Tigershark mechanic baptized at FOB Salerno
July 19, 2011
KHOWST PROVINCE, Afghanistan " A soldier deployed with the 10th Combat Aviation Brigade, 10th Mountain Division, Task Force Tigershark, was baptized at the Forward Operating Base Salerno chapel July 17.
U.S. Army Spc. Guenter Nyanankpe, a mechanic from Columbia, S.C., with Company E, 10th CAB, 10th Mtn. Div., TF Tigershark, formally accepted God into his life in a ceremony performed as part of a regular Sunday service.
“Baptism symbolizes the death and resurrection of Christ,” said U.S. Army Chaplain (Capt.) Seung-Il Suh, the TF Tigershark Chaplain from Fort Drum, N.Y., who performed the ceremony. “You go under the water, meaning you are dead and buried. And when you come up again, that symbolizes resurrection.”
Nyanankpe said he waited until now to go through the ceremony so that he could fully appreciate the significance of being “adopted by God.”
He said his family never had him baptized in his youth, because they felt it was important that he make the decision himself when he was ready, and understood everything associated with it. He never got around to it though, while in high school or in his first few years in the Army.
“During this deployment,” he said, “my attitude was ‘What better time than now?’”
“I could tell that God was doing something inside him,” said Suh, remarking on the changes he noticed in Nyanankpe during the deployment. Suh has known Nyanankpe for about two years.
He said that Nyanankpe at first didn’t seem very serious about his faith until a few months into his deployment.
“He started coming to services every week,” said Suh, “and making a serious effort to pursue life as a Christian.

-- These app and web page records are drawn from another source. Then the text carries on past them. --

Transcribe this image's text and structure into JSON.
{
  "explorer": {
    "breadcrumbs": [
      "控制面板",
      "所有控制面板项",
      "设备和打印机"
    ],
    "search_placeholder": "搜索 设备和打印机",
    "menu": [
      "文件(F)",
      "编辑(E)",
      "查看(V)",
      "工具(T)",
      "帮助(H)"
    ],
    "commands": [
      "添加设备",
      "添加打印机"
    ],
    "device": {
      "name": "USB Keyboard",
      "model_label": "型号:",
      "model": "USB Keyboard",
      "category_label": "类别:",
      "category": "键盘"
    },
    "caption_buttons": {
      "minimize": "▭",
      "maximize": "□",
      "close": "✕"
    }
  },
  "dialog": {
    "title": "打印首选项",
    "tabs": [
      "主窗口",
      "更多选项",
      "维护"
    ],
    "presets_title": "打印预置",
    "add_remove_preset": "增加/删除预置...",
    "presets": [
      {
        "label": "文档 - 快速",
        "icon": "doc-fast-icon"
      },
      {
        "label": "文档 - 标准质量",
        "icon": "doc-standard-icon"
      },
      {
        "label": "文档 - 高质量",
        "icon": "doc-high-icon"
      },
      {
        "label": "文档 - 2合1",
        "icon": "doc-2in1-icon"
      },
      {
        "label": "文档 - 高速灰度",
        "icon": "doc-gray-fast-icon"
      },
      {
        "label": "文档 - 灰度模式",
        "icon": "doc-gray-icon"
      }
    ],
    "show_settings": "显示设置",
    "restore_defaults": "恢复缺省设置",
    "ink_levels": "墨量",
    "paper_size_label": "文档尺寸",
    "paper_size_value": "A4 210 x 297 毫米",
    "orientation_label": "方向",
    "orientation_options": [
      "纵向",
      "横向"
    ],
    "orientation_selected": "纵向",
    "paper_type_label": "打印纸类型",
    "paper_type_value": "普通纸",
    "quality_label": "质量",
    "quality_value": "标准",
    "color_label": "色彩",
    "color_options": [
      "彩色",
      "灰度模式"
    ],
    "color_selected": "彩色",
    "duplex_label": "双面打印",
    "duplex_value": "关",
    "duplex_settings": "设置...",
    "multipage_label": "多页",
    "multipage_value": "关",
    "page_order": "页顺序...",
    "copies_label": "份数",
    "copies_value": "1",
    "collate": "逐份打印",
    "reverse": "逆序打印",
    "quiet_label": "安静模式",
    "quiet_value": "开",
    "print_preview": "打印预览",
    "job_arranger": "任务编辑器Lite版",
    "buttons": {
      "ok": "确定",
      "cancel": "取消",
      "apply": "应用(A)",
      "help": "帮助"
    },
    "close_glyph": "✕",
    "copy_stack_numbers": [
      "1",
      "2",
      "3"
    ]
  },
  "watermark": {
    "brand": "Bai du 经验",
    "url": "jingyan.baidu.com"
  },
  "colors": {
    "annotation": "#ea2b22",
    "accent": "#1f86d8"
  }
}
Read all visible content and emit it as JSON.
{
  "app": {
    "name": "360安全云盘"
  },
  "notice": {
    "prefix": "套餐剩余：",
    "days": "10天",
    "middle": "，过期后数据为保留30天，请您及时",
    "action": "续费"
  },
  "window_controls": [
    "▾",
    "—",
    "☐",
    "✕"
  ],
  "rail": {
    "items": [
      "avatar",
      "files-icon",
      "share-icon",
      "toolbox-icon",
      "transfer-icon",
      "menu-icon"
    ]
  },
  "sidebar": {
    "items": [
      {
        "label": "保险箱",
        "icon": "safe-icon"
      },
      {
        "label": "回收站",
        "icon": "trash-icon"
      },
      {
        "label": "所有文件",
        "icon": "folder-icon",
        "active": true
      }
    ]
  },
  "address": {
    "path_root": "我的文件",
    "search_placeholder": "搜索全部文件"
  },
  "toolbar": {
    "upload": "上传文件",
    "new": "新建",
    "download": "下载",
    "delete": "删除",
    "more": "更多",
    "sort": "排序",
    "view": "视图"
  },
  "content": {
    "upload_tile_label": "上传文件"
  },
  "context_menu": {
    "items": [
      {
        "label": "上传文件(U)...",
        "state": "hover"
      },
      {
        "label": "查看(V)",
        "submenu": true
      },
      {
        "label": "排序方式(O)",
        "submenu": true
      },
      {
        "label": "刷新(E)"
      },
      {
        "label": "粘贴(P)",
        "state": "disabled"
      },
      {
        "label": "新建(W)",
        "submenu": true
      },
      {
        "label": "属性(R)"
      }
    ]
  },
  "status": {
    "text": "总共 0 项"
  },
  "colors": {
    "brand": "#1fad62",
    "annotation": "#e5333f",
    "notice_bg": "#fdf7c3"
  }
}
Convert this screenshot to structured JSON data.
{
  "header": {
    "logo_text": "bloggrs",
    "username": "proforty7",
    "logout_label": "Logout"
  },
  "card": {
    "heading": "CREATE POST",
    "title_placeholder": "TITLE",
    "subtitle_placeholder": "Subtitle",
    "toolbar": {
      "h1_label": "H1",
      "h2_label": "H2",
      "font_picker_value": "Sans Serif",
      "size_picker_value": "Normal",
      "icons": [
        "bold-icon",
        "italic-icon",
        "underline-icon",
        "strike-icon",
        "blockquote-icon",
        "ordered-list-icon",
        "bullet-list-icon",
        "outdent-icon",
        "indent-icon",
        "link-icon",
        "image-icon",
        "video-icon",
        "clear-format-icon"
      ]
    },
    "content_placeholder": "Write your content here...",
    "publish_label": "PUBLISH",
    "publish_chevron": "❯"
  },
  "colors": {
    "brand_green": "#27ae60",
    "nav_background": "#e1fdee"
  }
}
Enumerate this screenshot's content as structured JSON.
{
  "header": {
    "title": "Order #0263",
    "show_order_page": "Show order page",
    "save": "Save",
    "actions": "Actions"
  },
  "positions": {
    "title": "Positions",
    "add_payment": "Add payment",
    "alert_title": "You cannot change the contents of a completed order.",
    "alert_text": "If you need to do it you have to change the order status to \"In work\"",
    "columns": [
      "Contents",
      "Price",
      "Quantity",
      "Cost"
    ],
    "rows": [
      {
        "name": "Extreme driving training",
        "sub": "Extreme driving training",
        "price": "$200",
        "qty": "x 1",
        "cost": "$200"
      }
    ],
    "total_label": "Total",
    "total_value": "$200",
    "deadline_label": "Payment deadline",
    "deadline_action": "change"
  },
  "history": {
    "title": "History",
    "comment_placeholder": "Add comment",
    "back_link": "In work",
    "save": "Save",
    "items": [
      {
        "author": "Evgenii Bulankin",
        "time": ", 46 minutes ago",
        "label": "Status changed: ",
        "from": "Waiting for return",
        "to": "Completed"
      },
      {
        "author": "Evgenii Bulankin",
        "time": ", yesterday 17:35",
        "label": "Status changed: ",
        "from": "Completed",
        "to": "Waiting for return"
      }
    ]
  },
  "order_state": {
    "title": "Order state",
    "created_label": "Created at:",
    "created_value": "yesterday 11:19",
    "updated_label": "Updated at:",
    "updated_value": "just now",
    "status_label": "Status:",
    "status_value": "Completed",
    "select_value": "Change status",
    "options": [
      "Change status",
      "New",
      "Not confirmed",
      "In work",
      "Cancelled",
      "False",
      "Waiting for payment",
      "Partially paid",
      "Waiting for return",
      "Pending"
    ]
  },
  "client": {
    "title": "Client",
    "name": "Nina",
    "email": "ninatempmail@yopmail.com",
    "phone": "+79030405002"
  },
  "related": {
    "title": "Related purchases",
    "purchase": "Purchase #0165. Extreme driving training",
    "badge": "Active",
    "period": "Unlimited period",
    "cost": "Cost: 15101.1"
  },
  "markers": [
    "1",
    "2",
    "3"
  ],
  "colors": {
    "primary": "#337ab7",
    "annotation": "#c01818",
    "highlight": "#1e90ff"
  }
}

Finally he came to me and asked how to ‘walk-the-walk’ to really live a Christian life.”
Nyanankpe said he sees his faith as a conduit to express his stronger emotions.
“Religion has given me someplace to find refuge when times are tough,” he said, “and a medium to rejoice when God’s blessed me. God is my savior, but emotionally gives me stability during my deployment and the ups and downs in life.”
He said he doesn’t foresee himself changing his personality or behavior noticeably, now that he’s formally given himself to God. He said he plans to continue “fighting the good fight,” which to him means continuing to take his life from the “aimless wandering stumble” it was, to living a purpose driven life and accomplishing the goals he believes God has set out for him.
He said he is particularly thankful for the help and support he’s been given from the ministry team in his unit.
“I really appreciate, and thank God that we have people like Chaplain Suh to mentor people like me,” he said, “young Soldiers, people that are still developing as human beings.”